→ Exercise details:
Copy, from the material below, each line that contains the word "down".

→ Data extract:
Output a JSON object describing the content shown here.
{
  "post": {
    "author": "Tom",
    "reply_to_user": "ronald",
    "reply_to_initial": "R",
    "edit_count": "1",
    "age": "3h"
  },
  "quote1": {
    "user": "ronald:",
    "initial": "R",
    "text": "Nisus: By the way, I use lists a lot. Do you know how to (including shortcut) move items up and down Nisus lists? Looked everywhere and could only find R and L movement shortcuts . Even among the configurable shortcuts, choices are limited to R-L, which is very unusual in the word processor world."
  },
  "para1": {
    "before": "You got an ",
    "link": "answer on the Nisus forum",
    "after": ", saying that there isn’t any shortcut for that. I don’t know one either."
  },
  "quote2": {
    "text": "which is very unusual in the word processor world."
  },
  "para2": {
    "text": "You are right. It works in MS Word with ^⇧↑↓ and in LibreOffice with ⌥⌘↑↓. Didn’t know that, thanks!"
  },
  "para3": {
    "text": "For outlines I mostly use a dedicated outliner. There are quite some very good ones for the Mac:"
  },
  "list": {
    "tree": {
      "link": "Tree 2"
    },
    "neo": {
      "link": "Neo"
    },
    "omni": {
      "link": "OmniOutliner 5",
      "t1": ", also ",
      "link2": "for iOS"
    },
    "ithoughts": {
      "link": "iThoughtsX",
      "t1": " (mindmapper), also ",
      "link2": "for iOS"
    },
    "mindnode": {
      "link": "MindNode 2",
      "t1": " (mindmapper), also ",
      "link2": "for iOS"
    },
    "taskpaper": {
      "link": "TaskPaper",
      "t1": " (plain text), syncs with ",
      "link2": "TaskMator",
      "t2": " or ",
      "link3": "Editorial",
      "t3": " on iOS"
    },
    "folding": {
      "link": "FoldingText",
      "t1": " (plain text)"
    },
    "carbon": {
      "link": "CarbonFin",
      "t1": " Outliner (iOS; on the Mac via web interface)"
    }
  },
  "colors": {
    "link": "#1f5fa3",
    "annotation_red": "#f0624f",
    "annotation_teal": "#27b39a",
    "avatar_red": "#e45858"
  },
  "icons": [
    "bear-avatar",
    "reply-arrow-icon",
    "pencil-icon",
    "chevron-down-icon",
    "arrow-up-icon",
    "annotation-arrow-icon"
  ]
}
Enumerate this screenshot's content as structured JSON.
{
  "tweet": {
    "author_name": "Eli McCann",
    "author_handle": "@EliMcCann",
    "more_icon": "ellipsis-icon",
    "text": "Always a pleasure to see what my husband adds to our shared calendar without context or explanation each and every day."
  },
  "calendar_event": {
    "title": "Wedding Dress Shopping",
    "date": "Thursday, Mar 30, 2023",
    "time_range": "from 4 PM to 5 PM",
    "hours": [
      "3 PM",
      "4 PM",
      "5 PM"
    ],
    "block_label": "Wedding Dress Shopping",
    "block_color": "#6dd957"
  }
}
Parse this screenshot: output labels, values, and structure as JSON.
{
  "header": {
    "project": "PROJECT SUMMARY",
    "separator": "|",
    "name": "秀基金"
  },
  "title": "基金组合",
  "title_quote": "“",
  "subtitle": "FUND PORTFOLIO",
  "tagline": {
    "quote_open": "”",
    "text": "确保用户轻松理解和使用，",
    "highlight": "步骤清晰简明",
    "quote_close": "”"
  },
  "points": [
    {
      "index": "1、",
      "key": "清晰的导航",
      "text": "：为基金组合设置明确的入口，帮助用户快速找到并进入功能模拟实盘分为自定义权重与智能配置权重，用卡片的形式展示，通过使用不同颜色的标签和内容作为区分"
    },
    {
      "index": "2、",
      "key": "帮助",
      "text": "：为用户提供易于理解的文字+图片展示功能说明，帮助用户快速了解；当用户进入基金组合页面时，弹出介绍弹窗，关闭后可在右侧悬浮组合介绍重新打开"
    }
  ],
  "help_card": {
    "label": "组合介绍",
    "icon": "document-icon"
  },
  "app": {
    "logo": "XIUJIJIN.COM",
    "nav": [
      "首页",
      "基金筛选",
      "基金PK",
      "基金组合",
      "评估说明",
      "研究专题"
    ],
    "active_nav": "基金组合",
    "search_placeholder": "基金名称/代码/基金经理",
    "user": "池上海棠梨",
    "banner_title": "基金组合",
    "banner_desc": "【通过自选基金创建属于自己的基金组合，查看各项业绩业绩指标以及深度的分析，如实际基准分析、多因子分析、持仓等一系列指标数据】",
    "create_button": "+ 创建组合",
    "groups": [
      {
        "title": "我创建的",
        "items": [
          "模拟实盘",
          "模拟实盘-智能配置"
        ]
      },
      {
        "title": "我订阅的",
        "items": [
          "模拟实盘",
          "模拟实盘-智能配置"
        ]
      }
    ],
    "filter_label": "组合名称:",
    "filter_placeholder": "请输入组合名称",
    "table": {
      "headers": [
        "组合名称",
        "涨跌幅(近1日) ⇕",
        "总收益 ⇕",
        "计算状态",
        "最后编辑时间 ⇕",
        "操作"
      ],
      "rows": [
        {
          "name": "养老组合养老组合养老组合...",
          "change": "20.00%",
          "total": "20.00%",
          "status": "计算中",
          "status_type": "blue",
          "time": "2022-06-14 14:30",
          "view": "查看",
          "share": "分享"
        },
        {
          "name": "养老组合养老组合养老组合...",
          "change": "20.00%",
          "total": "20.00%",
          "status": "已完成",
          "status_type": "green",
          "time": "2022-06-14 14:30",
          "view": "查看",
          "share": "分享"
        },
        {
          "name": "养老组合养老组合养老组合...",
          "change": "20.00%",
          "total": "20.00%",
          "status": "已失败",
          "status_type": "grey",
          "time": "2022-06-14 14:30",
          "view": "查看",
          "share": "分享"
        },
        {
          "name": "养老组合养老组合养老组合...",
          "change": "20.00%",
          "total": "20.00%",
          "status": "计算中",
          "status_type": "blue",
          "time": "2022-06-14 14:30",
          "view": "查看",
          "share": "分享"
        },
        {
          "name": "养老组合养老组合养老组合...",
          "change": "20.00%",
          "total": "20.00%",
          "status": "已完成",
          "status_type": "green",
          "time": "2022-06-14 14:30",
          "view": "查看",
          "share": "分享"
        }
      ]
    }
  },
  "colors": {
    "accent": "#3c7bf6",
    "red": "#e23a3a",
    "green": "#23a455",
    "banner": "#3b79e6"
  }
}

→ Solution:
    "text": "Nisus: By the way, I use lists a lot. Do you know how to (including shortcut) move items up and down Nisus lists? Looked everywhere and could only find R and L movement shortcuts . Even among the configurable shortcuts, choices are limited to R-L, which is very unusual in the word processor world."
    "chevron-down-icon",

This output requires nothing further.